• ArthroLine Arthmed Handinstruments
  • ArthroLine Arthmed Handinstruments
  • ArthroLine Shaver Blades
  • ArthroLine Arthmed Handinstruments
  • ArthroLine Arthmed Shaver Systems
  • ArthroLine Arthmed Handinstruments
  • ArthroLine Arthmed Handinstruments
  • ArthroLine Arthmed Handinstruments


Wide range of uses in all areas of arthroscopy.

The instruments of the Arthro.LINE have completely proven themselves in all fields of arthroscopy. We explain in the following how exactly such use takes place in practice based on an operation which is frequently carried out, namely knee arthroscopy.

Anatomy of the knee joint
The knee is the largest and at the same time most complicated joint in the human body. As it supports almost the entire weight of the body, it must withstand great loads. As a so-called genuine joint, it has a joint gap. In the knee joint – which is surrounded by a joint capsule - the thigh bone (femur), the shinbone (tibia) and the knee cap (patella) meet.



Outer collateral ligament


Outer meniscus


Posterior horn


Anterior horn


Shinbone plateau (tibial plateau)




Thighbone (femur)


Knee cap (patella)


Cartilage surface of the thigh condyle


Front cruciate ligament


Rear cruciate ligament


Inner collateral ligament


Inner meniscus




The joint ends of the thigh meet with the plateau of the shinbone (tibial plateau) with two differently curved condyles (rounded prominences). These different curvatures are compensated for by two cartilage disks – the inner and the outer meniscus. 

The knee is provided with support and guidance internally by the cruciate ligaments. From the outside, the inner and outer collateral ligaments have a stabilising effect. The patella also contributes to the functioning of the knee to a considerable extent. It is embedded in the pattelar ligament as a sesamoid bone and joined to the thigh muscles and the lower leg.

Frequent injuries of the knee joint

  • Meniscus injury (traumatic or degenerative)
  • Injury of the inner collateral ligaments and of the front cruciate ligament
  • Wear/arthrosis
  • Patella problems

With these injuries, a minimally invasive operation in the form of a knee arthroscopy is often necessary. Special instruments are required for this.

Procedure of a knee arthroscopy

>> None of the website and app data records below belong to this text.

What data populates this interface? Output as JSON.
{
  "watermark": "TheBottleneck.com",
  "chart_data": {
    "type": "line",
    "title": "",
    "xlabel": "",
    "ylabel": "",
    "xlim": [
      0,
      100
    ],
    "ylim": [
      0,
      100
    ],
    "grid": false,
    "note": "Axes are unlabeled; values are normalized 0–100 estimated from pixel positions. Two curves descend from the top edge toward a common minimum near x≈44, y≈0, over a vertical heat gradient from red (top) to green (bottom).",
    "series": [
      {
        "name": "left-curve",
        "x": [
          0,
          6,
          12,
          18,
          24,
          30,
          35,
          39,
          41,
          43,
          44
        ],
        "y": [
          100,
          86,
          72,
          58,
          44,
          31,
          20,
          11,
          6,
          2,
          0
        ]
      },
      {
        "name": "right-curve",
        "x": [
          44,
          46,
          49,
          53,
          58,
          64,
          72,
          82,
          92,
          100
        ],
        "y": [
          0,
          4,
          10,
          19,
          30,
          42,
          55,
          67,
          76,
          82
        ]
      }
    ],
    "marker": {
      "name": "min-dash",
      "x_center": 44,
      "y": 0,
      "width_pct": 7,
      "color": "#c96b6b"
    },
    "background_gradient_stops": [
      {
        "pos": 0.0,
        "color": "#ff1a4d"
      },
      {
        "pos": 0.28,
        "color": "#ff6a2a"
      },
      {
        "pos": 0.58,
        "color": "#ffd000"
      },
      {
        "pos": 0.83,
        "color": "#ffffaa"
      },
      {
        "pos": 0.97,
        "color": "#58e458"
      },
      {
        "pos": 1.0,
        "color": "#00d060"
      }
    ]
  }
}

  • Application of a general or local anaesthetic
  • To minimise blood loss during the operation, a cuff is applied above the knee as a tourniquet
  • Now the knee is opened up with two small cuts of 0.5 cm and the arthroscope is introduced
  • To widen the joint cavity, a sterile fluid (Ringer's solution, Purisole solution, NaCl solution) is injected into the knee
  • The next step is to examine the mucous membrane of the joint, individual joint sections, the cartilage areas, the meniscuses, the cruciate ligaments and the back of the patellas
  • The joint structures are examined with a probe (test hook)
  • Based on the diagnosis, depending on the type of operation, various Hand Instruments are used to perforate, cut and grip the damaged tissue
  • Shaver-Blades are ideal for cutting and milling bones, cartilage and sections of tissue. They are composed of a fast rotating blade (inner tube) and an integrated extraction device which enables very efficient work
  • The connected Shaver-System rotates the blade at speeds of between 800 and 8,000 rpm
  • After the operation, the instruments are removed and – after thoroughly rinsing the joint – the cuts on the knee are sewn up